An exact copy of every entry is needed, without any of the pictures.

____________

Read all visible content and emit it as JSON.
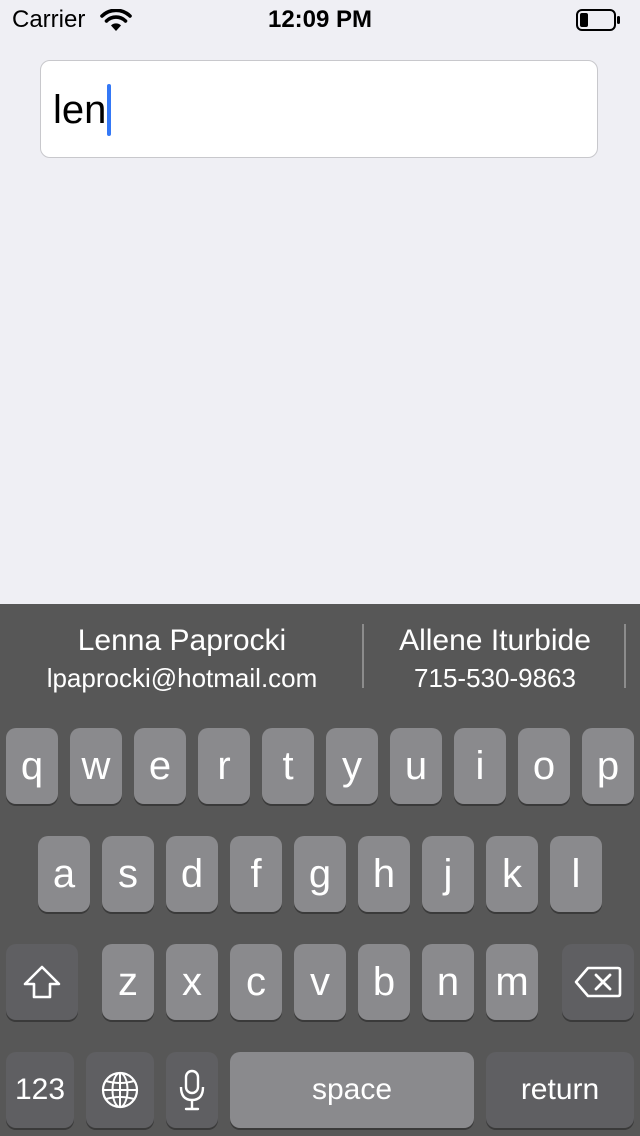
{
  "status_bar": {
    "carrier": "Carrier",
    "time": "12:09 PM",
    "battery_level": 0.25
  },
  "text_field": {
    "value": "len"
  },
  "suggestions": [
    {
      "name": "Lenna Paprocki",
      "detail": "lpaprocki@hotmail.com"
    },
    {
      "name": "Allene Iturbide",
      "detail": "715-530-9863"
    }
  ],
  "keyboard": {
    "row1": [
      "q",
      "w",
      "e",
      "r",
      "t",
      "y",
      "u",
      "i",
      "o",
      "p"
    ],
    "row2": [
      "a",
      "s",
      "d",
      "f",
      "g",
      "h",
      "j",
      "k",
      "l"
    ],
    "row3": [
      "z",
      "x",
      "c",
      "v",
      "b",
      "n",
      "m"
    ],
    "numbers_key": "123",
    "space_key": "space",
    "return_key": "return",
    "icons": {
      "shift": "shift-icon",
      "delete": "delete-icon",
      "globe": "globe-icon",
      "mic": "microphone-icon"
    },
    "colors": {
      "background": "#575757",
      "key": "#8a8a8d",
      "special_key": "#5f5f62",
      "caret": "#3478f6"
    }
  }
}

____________

The completed task:
Read all visible content and emit it as JSON.
{
  "status_bar": {
    "carrier": "Carrier",
    "time": "12:09 PM",
    "battery_level": 0.25
  },
  "text_field": {
    "value": "len"
  },
  "suggestions": [
    {
      "name": "Lenna Paprocki",
      "detail": "lpaprocki@hotmail.com"
    },
    {
      "name": "Allene Iturbide",
      "detail": "715-530-9863"
    }
  ],
  "keyboard": {
    "row1": [
      "q",
      "w",
      "e",
      "r",
      "t",
      "y",
      "u",
      "i",
      "o",
      "p"
    ],
    "row2": [
      "a",
      "s",
      "d",
      "f",
      "g",
      "h",
      "j",
      "k",
      "l"
    ],
    "row3": [
      "z",
      "x",
      "c",
      "v",
      "b",
      "n",
      "m"
    ],
    "numbers_key": "123",
    "space_key": "space",
    "return_key": "return",
    "icons": {
      "shift": "shift-icon",
      "delete": "delete-icon",
      "globe": "globe-icon",
      "mic": "microphone-icon"
    },
    "colors": {
      "background": "#575757",
      "key": "#8a8a8d",
      "special_key": "#5f5f62",
      "caret": "#3478f6"
    }
  }
}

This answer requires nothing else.